♦ From Elgol, drive along the small road (not the B8083) to the east until you come to a junction where you turn left. Park on the verge just before its end (the very end is reserved for turning vehicles). Carry on by foot through the gate and along the wooded path. You will pass through a couple of gates and, after about 600m, you will see a house. Walk just past this and then head down to the beach along the path next to it. The path is overgrown in places, but is easy enough to navigate.
♦ Leave location 1 and head back along the road until you come to a public telephone box. You can park in a lay-by a little further on from this. From here, cross the road and go over the style into the field. Follow the fence until you come to the cliff and then make your way south through the bracken. Be careful here. The path is almost invisible in places and the bracken covers any uneven areas that you could trip over. The path is also steep in places, so it is probably more suited to the more adventurous fossil hunter. As you descend towards the beach, you will come across a sloping gap in the cliffs, through which you can access the beach.
♦ This is situated at the opposite end of the road from location 1. To access it, park near to the end of the road (again the very end is reserved for turning vehicles) and carry on by foot. The road becomes a path and this can be followed until it reaches the beach.
♦ Ref: 57.14802°N, 6.07024°W
FIND FREQUENCY: ♦♦ – Fossil finds are minimal, with a few belemnite sections being all that you can expect from here. However, the area is still worth a visit, as it is extremely tranquil and very beautiful.
CHILDREN: ♦♦ – Locations 1 and 2 involve fairly arduous walks to reach the beaches and, as such, are not suitable for children. However, location 3 is much easier and is suitable for all.
ACCESS: ♦♦ – Access is difficult at locations 1 and 2, but is easy at location 3. All three beaches offer similar fossils, so, if in doubt about whether you can manage the walks at 1 and 2, it is best just to visit 3.
TYPE: – Fossils can be found in section in the cliffs, on boulders and rock platforms, and in cobbles and pebbles found on the foreshore.
The predominant fossils found are belemnites, but some rocks also contain bivalves. Apart from the fossils, there is a wealth of natural beauty to explore. The sea is crystal clear and the bottom can easily be seen through metres of water. The sea life that can be encountered includes little fish, crabs, anemones and sea urchins. If you are very lucky, an otter or a killer whale can be seen. The evidence of the activities of the former is plentiful – look out for broken sea urchin shells on the rock ledges.
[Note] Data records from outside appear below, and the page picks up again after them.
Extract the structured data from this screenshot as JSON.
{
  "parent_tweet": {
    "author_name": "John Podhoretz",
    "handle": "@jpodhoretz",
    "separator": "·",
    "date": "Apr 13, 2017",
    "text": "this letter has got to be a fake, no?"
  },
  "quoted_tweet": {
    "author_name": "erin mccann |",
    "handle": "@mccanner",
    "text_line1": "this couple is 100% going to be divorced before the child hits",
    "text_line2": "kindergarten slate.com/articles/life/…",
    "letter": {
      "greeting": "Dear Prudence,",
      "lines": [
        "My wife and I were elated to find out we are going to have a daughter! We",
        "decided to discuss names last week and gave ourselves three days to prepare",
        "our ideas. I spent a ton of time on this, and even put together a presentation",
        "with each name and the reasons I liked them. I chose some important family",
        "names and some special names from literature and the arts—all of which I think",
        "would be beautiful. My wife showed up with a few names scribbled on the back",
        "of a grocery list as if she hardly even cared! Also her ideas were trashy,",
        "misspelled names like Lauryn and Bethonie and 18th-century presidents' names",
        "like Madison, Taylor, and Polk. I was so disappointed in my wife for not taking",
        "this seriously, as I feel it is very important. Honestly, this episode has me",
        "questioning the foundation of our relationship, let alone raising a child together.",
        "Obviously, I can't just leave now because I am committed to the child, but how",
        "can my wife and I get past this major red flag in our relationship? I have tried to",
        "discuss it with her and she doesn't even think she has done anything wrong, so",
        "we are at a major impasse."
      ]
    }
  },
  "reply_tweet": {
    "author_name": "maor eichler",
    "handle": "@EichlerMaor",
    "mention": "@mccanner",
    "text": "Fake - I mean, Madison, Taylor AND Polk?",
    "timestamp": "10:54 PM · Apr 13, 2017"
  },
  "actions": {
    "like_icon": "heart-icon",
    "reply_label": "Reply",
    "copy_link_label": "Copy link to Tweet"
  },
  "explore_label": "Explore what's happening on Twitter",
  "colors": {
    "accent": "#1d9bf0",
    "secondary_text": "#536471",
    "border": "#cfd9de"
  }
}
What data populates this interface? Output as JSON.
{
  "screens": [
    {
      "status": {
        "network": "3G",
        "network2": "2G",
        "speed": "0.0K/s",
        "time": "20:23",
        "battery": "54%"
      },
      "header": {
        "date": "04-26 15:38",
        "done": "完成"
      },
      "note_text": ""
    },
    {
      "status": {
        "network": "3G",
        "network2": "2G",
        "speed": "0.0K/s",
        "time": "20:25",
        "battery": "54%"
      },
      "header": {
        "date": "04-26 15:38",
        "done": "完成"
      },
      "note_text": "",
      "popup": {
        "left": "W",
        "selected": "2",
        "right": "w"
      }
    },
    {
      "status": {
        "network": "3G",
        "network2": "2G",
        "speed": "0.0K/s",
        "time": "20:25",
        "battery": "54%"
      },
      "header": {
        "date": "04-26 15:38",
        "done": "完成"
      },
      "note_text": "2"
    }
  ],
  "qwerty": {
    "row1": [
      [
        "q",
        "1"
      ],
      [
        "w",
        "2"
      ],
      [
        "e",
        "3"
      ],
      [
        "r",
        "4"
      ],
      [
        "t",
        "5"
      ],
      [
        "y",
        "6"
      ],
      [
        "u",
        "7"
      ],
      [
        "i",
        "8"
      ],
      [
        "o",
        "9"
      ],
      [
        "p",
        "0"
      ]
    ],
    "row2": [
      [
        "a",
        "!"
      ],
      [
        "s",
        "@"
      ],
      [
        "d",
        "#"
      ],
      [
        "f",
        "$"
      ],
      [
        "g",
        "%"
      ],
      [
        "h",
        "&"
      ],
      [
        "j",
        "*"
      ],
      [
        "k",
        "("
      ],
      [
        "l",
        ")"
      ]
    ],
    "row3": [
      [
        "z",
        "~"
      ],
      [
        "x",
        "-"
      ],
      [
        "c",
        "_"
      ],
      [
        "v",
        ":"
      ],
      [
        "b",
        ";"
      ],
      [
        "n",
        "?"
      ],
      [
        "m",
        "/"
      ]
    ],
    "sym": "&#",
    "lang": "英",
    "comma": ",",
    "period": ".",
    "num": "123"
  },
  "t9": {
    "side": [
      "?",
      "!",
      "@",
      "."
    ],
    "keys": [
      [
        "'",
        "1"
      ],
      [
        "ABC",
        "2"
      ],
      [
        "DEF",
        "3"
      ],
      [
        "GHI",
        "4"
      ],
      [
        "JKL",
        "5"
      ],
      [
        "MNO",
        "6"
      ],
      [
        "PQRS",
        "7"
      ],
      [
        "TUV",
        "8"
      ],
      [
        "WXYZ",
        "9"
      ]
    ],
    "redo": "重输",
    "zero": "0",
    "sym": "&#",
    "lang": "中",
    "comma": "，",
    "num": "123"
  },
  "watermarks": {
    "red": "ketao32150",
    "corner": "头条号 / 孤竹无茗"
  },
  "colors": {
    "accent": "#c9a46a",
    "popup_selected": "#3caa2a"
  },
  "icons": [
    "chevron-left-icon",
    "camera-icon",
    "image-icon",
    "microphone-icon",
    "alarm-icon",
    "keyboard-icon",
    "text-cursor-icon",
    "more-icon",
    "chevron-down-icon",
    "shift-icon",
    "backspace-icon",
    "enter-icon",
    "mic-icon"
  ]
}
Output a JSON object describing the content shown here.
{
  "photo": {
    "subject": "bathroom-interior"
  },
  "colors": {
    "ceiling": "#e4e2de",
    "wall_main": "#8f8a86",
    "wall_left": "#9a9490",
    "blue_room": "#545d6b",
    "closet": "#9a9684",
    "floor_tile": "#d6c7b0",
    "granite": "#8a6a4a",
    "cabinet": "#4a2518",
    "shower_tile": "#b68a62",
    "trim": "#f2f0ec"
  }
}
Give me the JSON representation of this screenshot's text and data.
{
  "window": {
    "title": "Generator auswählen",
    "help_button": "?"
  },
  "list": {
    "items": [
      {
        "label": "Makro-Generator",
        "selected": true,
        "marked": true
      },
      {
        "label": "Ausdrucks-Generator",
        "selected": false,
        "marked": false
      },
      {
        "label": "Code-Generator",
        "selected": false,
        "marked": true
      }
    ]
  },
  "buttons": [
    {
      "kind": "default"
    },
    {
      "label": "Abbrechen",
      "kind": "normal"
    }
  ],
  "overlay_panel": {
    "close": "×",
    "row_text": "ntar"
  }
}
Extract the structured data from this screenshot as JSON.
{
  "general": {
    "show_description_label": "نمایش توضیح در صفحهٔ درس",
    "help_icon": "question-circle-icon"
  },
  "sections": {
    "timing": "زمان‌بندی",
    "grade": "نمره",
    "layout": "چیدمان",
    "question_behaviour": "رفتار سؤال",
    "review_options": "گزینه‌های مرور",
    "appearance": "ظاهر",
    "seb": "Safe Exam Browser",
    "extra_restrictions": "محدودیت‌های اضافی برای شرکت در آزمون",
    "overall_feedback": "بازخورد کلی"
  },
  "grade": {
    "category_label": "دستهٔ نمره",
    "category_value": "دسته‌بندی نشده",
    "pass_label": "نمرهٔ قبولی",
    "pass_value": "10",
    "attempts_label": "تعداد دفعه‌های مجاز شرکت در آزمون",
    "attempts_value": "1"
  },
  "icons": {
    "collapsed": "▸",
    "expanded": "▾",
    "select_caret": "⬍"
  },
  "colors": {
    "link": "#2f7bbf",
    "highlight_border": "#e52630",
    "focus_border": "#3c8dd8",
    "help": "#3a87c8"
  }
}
There is no one area to look for fossils on these beaches. Belemnite partials can be seen just about anywhere – in the cliffs, on the rock platforms, in boulders, and showing in the sides of pebbles and cobbles. However, they are not particularly abundant, so it may take a while to find some.
The rocks along the entire coastal stretch at Glasnakille are composed of Druim An Fhurain Sandstone Member (Toarcian – Bajocian) formed in shallow seas approximately 168 to 183 million years ago in the Jurassic period.
Cross-bedded sandstones and sandy limestones comprise most of the Member. These are commonly either massive or thinly bedded and contain crinoid ossicles, bivalves, bryzoan, belemnites and brachiopod fragments, especially in the lower part of the succession.
The beaches here and the walks to them (especially locations 1 and 2) are very remote. The path down to the beach at location 2 is steep and overgrown. If visiting this stretch of coastline, do so in a group or at least a pair. Do not attempt them alone. Mobile phone signals may be lost here, so it is especially important that you inform someone of where you are going and what time you expect to return.
A big hammer is required here, as the rocks are large and very hard. Some smaller rocks can be found, but, at the very least, a lump hammer is required. A sledge hammer is perfect.
Skye has a rich fossil heritage with particularly important fossils of Jurassic age. In addition to being Sites of Special Scientific Interest (SSSI) some areas of Skye’s coastline have added protection under a Nature Conservation Order (NCO). This Order seeks to protect vertebrate fossils that include the remains of dinosaurs. This guidance outlines how fossil collectors, visitors to the island and the general public have an important role in helping to look after these important fossils.
Scotland’s fossil resource is at risk of abuse and damage, and so we must all safeguard and managed fossil collecting to ensure its survival for future generations. For this reason it is VITAL you read and adhere to the Scottish Fossil Code for ALL sites in Scotland.